“Most of the time I am not even here,” says Adam Bodnar, Poland’s commissioner for human rights, gesturing around his light-filled office in a historical building near Warsaw’s Old Town. On the map of Poland near his desk, all the towns that he has visited since he started the job in 2015 are marked with pins; he has covered about 80,000km. “To defend democracy in these tough times, people need to leave their comfort zone.”
Poland is drifting in an illiberal direction. Since coming to power in 2015, the right-wing Law and Justice party has strengthened its grip on the state media and the judiciary, and is embroiled in a protracted conflict with the EU for undermining the rule of law. There has also been a surge of intolerant rhetoric from right-wing groups and media outlets, especially regarding refugees, who are often presented as a threat to national security. The government, meanwhile, has only emboldened this rhetoric by keeping silent on it.
Throughout these shifts Bodnar has been a staunch defender of civil debate and the constitution. A lawyer by training, his job is to monitor citizens’ rights and defend them whenever they are violated. From television appearances in the morning to meetings with public figures and ngos around the country, he can cover topics such as women’s rights, surveillance, air pollution, patients’ rights and logging over the course of a single day.
Bodnar prefers a personable approach in his work. “I like to ‘feel’ a problem,” he says. He strives to meet the victims of hate crimes in person, such as an Iranian man whose nearby café was attacked earlier this year. “We aim to reach victims directly so that they feel that there is a state representative who takes them seriously.”
The day before our meeting, Bodnar was in parliament speaking out against a law that would strengthen the government’s grip on the supreme court. But human rights remains the core of his work. “I’m trying to stop a wave that is going in the opposite direction,” he says. He would like Poland to be a “stable democracy within the EU”. Thinking of his three young sons, he adds, “I want it to be a country that my children will not want to leave.”
Poland’s fix list:
1. Protect the judiciary
2. Ensure the constitution is respected
3. The public broadcaster must be more that just a mouthpiece
South Korea’s self-proclaimed “president for everyone” Moon Jae-in intends to break with the regal reclusiveness of the last administration. He’s swapping presidential compound the Blue House for a government complex closer to the centre of Seoul. His predecessor Park Geun-hye stayed locked away in the former for much of her term but Moon intends to improve public access.

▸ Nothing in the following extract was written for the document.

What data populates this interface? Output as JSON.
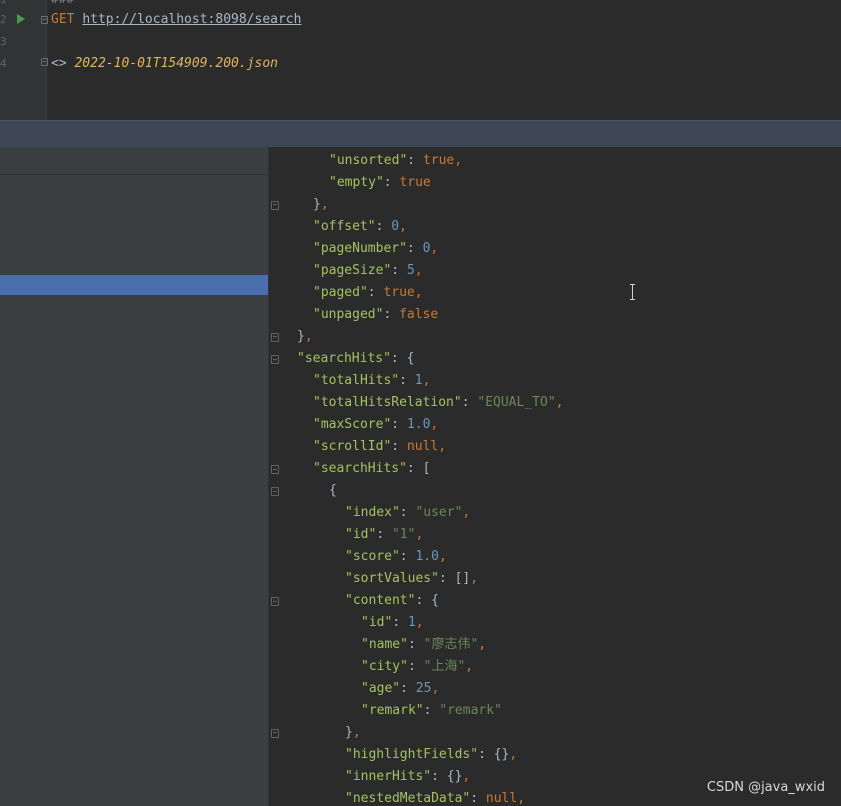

Give and take
The Canada-EU Comprehensive Economic and Trade Agreement (Ceta) is set for implementation on 21 September.
1. Untapped markets will open up
2. Should boost GDPs
3. EU firms may arrive in Canada
1. Possible wage decline
2. Chance of job losses
3. Industry protections vulnerable
A “treaty for the people”? To set a standard it must be exactly that.